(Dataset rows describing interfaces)
------------

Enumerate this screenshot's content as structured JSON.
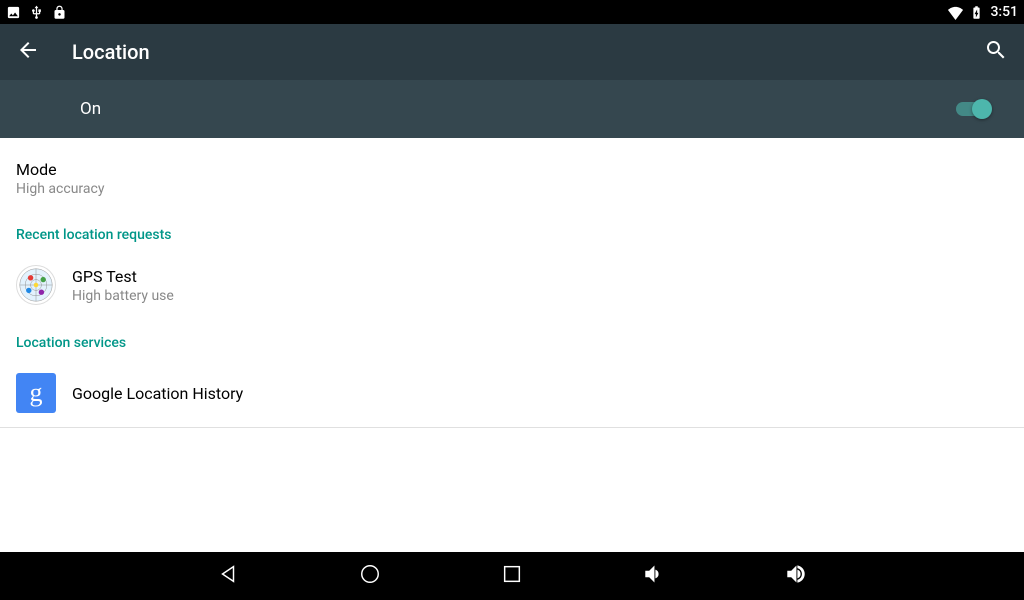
{
  "status": {
    "time": "3:51"
  },
  "appbar": {
    "title": "Location"
  },
  "toggle": {
    "state": "On",
    "on": true
  },
  "mode": {
    "title": "Mode",
    "sub": "High accuracy"
  },
  "sections": {
    "recent": "Recent location requests",
    "services": "Location services"
  },
  "recent_apps": [
    {
      "name": "GPS Test",
      "sub": "High battery use"
    }
  ],
  "services_items": [
    {
      "name": "Google Location History"
    }
  ]
}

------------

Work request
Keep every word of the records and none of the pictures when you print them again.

Result of this task
Enumerate this screenshot's content as structured JSON.
{
  "status": {
    "time": "3:51"
  },
  "appbar": {
    "title": "Location"
  },
  "toggle": {
    "state": "On",
    "on": true
  },
  "mode": {
    "title": "Mode",
    "sub": "High accuracy"
  },
  "sections": {
    "recent": "Recent location requests",
    "services": "Location services"
  },
  "recent_apps": [
    {
      "name": "GPS Test",
      "sub": "High battery use"
    }
  ],
  "services_items": [
    {
      "name": "Google Location History"
    }
  ]
}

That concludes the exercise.